How to Get Something Positive From Criticism

Being criticized is a part of life that everyone needs and no one likes. Criticism is essential to intellectual growth and self-improvement. If teachers refrained from commenting on your essays and tests, it would stunt improvement in the classroom.

Without parents applauding their children's good behavior and condemning misbehavior, many would have difficulty learning right from wrong. Still, whether you receive it from your boss, your spouse, or your best friend, criticism is rarely taken easily.

Let's face it: We all need, and like, to feel good about ourselves, and for most, criticism gets in the way of this. In some cases, being judged can force other insecurities to surface.

To combat what is deemed an assault on the ego, many become defensive. Arguing, raising your voice, and becoming angered are all signs of defensive behavior. The problem with this type of response is that it hinders self-reflection and self-improvement. Often, you may be too busy thinking of a response and not listening to the other party that the chances to correct any faults are diminished.

How to Take Criticism

1. Listen. Stephen R. Covey, author of The 7 Habits of Highly Effective People, said, "Most people do not listen with the intent to understand; they listen with the intent to reply."  The moment we're criticized is the moment arguments, rebuttals, and denials start swirling around in our brains. We do this and neglect listening to the other person's point of view.

Next time someone approaches you with any sort of criticism, fight the urge to fight back. Do not interrupt; instead wait until the other person has finished her point. Truly listen and digest what is being said rather than becoming argumentative.

2. Stay calm. While most of the people who will provide you with criticism are well meaning, some can come off as brash or even rude. Regardless of the other party's tone, stay calm, and relax. Keep your emotions at bay. If you let them get the better of you, all hope of having a productive conversation flies out the window.

3. Ask questions. No matter how well you listen or how neutral you try to remain, some aspects of the conversation may get lost in translation. If your critic is offering vague or nonspecific criticism, ask her to clarify her statements so that you can get a better grasp of what you need to address.

4. Own it. For some, a common defense is to place blame elsewhere—on someone or something else. However, by doing this, responsibility for any wrongdoing is not owned, thus any room for self-improvement is negated. If you assess yourself honestly, and take ownership of your mistakes, not only can you improve upon yourself, but you'll prove to your critic your willingness to do so.
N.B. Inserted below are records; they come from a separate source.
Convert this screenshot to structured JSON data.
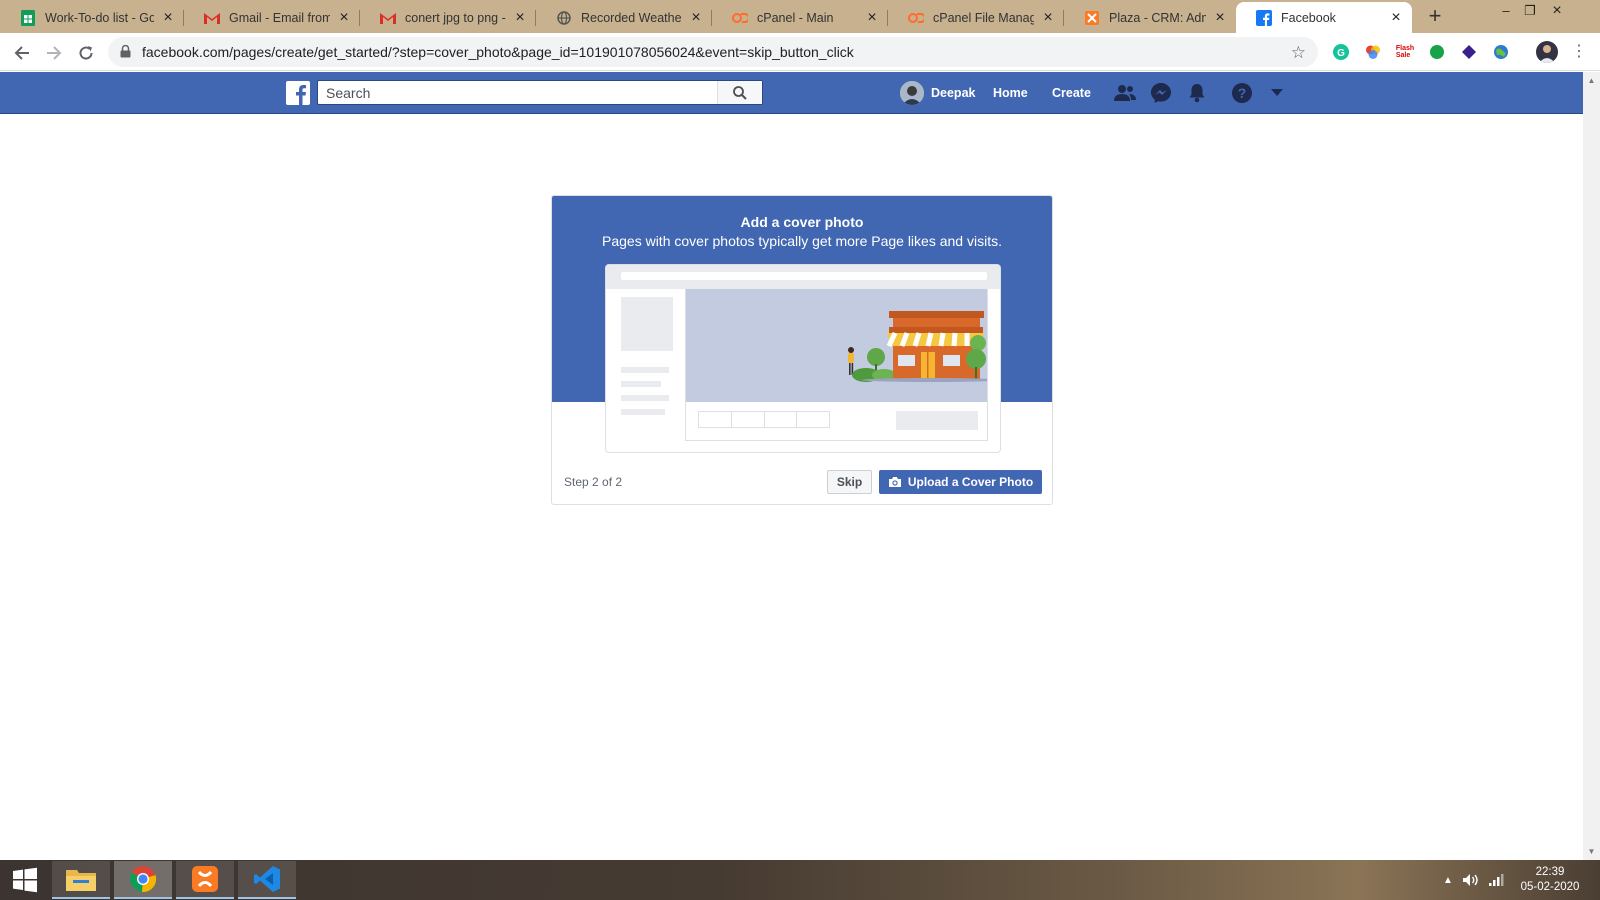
{
  "browser": {
    "tabs": [
      {
        "title": "Work-To-do list - Go",
        "icon": "google-sheets-icon",
        "active": false
      },
      {
        "title": "Gmail - Email from G",
        "icon": "gmail-icon",
        "active": false
      },
      {
        "title": "conert jpg to png - o",
        "icon": "gmail-icon",
        "active": false
      },
      {
        "title": "Recorded Weather",
        "icon": "globe-icon",
        "active": false
      },
      {
        "title": "cPanel - Main",
        "icon": "cpanel-icon",
        "active": false
      },
      {
        "title": "cPanel File Manager",
        "icon": "cpanel-icon",
        "active": false
      },
      {
        "title": "Plaza - CRM: Admin",
        "icon": "xampp-icon",
        "active": false
      },
      {
        "title": "Facebook",
        "icon": "facebook-icon",
        "active": true
      }
    ],
    "url": "facebook.com/pages/create/get_started/?step=cover_photo&page_id=101901078056024&event=skip_button_click",
    "extensions": [
      "grammarly-icon",
      "color-picker-icon",
      "flash-sale-icon",
      "green-leaf-icon",
      "purple-diamond-icon",
      "earth-icon"
    ],
    "flash_sale_label": "Flash Sale"
  },
  "fb": {
    "search_placeholder": "Search",
    "user_name": "Deepak",
    "nav_home": "Home",
    "nav_create": "Create"
  },
  "card": {
    "title": "Add a cover photo",
    "subtitle": "Pages with cover photos typically get more Page likes and visits.",
    "step": "Step 2 of 2",
    "skip_label": "Skip",
    "upload_label": "Upload a Cover Photo"
  },
  "taskbar": {
    "apps": [
      "file-explorer-icon",
      "chrome-icon",
      "xampp-icon",
      "vscode-icon"
    ],
    "time": "22:39",
    "date": "05-02-2020"
  },
  "colors": {
    "facebook_blue": "#4267b2",
    "tabstrip": "#c7b18e"
  }
}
5. Adapt and follow up. Now that you've accepted your critic's point of view, it's now time to take steps toward self-improvement. Take note of where you're repeating undesired actions and correct them. This may take time to perfect, so it's important to follow up with the critical party to see how you're doing.

Taking criticism isn't easy for the most self-reflective among us. By following these steps, however, you'll improve your ability to accept judgment as well as improve your sense of self.